O’Connor pointed out that the Catholic Church has “always said marriage is ... a sacrament between a man and a woman…. It doesn’t mean we hate you because of your sexuality.... But apparently we’re hated now because we have that view.” He added that “we think we have the right to express our difference of opinion in freedom without the backlash of hatred.”

The Catholic Action League, a Massachusetts-based pro-family Christian group, said that the backlash against the church showed the over-the-top arrogance of those pushing the homosexual agenda. “It should be obvious to any fair-minded observer that homosexual activists have no understanding of the First Amendment, and have nothing but contempt for the religious freedom rights and moral sensibilities of Roman Catholics,” said Catholic Action League spokesman C. J. Doyle. “These threats and protests are clearly intended to intimidate Catholics into silence on the issue of same sex marriage.”

Doyle noted that the attack against St. Francis Xavier Church shows that the traditional understanding of marriage, “which for millenia was believed always and everywhere by everyone, is now demonized as hatred and bigotry.” He added that “something unheard of in the history of the planet — the idea that two persons of the same gender could contract marriage — is now treated as beyond criticism. The punitive, illiberal, and authoritarian character of the homosexual movement in this country is becoming increasingly evident.”
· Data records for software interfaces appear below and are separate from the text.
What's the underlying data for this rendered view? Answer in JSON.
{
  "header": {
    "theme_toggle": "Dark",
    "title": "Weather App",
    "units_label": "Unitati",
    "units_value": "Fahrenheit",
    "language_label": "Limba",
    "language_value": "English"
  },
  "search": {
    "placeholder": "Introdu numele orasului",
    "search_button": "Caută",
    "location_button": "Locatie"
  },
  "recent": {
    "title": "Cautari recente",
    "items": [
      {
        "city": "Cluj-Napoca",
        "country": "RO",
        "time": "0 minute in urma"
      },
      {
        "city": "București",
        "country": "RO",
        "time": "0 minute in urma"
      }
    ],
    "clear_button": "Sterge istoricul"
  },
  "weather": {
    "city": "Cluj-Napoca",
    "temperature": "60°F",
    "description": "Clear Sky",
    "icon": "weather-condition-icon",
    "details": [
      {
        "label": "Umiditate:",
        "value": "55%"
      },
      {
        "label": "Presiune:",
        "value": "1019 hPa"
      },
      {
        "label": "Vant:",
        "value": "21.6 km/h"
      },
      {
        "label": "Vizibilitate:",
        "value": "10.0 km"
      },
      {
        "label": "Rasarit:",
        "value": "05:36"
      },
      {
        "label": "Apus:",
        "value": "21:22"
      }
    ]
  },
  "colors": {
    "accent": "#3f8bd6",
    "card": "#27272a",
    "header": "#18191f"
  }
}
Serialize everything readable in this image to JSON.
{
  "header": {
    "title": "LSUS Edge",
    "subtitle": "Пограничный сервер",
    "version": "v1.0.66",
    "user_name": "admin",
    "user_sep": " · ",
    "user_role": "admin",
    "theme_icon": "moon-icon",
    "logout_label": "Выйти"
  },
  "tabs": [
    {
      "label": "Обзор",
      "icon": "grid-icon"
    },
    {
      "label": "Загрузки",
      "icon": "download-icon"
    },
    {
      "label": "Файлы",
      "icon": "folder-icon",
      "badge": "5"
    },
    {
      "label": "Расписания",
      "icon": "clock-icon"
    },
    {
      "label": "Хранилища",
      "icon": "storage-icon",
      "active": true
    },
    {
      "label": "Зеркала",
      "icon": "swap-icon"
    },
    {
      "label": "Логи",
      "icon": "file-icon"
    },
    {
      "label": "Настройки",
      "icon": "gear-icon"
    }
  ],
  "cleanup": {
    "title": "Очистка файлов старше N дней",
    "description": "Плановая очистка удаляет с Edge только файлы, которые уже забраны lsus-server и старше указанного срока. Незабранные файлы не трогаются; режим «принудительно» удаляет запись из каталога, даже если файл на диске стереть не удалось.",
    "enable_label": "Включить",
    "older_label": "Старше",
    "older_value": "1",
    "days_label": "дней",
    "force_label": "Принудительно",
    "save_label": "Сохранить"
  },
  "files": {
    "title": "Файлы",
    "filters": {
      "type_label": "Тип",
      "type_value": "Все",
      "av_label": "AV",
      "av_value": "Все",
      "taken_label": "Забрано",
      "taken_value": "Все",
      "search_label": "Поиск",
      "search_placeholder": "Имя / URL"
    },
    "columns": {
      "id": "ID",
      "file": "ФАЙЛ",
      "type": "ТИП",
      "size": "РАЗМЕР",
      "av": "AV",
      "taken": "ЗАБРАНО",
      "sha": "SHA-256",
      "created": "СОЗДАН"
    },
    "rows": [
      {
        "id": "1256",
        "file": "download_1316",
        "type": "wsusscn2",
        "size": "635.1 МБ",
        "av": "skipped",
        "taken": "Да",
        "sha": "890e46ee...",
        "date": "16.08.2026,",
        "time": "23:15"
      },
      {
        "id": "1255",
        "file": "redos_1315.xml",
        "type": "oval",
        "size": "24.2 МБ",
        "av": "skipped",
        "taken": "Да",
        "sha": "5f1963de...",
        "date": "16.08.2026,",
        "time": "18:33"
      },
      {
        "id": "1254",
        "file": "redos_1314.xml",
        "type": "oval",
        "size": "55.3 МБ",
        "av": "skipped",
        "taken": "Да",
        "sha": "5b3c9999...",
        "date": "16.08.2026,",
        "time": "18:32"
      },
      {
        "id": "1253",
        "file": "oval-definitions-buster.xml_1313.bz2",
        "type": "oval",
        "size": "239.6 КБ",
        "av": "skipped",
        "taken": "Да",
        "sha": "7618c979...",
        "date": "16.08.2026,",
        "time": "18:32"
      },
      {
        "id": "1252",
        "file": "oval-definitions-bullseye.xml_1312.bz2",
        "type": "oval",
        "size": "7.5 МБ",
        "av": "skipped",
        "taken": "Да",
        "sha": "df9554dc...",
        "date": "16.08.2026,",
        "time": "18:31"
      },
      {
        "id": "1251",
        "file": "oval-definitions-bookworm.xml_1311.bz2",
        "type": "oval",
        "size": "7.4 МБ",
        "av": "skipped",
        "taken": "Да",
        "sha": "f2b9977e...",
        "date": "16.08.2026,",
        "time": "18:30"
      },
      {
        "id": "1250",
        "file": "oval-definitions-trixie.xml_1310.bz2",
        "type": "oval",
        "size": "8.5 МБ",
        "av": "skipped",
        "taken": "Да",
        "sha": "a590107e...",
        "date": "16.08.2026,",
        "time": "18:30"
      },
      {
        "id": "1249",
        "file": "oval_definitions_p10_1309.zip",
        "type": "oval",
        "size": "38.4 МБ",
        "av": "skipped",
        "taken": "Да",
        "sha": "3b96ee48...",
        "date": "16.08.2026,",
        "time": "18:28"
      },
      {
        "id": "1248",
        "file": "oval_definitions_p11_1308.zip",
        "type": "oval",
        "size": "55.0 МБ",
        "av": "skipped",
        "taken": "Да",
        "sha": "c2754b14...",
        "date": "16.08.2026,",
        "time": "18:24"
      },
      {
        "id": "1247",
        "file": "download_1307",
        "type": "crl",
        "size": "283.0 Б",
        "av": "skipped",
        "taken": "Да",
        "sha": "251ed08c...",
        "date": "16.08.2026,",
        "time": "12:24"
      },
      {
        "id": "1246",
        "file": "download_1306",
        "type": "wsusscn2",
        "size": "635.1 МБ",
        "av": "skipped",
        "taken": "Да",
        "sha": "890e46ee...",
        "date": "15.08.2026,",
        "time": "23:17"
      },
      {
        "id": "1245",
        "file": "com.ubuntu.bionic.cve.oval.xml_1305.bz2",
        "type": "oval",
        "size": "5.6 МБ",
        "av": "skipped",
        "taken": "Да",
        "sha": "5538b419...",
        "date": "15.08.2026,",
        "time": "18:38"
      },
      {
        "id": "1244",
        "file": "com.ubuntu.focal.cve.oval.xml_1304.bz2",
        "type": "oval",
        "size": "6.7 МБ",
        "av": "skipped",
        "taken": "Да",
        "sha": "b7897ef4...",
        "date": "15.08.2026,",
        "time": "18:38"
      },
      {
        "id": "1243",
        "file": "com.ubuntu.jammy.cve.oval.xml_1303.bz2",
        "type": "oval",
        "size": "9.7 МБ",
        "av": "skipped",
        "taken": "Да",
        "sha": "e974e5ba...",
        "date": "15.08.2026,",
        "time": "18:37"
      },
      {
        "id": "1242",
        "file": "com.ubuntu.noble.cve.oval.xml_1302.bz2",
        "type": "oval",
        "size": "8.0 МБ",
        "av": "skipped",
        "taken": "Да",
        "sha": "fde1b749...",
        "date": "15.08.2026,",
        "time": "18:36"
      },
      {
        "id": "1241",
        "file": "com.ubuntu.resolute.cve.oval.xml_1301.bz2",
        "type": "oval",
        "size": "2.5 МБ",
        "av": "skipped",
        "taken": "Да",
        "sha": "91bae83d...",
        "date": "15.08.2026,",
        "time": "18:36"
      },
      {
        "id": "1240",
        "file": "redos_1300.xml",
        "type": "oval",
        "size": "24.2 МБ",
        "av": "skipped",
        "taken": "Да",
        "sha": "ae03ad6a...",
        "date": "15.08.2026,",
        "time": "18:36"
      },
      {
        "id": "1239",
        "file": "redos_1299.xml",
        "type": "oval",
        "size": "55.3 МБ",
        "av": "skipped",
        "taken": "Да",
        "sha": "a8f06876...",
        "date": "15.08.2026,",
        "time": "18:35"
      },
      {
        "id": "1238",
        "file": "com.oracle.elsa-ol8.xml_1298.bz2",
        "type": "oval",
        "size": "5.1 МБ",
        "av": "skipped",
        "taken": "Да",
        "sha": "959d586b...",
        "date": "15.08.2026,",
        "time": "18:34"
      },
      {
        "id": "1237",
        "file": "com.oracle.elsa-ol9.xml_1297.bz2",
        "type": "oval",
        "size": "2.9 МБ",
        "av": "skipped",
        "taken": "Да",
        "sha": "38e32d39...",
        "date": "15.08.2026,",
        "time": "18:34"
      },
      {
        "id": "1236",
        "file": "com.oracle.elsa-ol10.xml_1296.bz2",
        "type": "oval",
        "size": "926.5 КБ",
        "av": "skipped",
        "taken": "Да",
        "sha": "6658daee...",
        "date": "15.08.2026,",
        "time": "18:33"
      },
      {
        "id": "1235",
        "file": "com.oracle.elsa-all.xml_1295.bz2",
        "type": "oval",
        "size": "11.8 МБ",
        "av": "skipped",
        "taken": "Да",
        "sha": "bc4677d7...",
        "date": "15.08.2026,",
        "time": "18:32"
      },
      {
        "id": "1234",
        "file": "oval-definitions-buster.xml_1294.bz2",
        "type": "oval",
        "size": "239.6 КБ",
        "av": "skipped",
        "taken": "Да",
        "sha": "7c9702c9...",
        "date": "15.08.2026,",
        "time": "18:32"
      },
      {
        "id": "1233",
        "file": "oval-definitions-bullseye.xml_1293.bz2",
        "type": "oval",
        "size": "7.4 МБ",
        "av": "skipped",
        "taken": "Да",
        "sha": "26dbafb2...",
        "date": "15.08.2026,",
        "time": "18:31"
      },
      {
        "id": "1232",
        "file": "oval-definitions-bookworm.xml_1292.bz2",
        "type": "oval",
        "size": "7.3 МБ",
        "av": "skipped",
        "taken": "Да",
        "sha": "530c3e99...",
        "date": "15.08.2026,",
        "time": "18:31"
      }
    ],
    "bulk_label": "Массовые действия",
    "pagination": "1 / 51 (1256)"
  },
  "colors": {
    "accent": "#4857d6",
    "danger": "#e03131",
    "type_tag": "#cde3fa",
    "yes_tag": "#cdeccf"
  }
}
He warned that standing for traditional values was becoming unsafe, and called on local authorities to investigate the threats of violence against the parish’s pastors and members. “At a time when homosexual pride parades monopolize public thoroughfares with police protection, it is now unsafe to post a message upholding traditional morality on private property,” warned Doyle. “This event tells us all we need to know about the totalitarian instincts of organized homosexualism in America. What began as a so-called ‘gay rights’ movement, has become a neo-fascist enterprise dedicated to suppressing, harassing, censoring, silencing, and punishing anyone supportive of biblical morality. Attorney General Martha Coakley and Bristol County District Attorney C. Samuel Sutter should investigate the threats against Saint Francis Xavier Parish for possible prosecution as hate crimes.”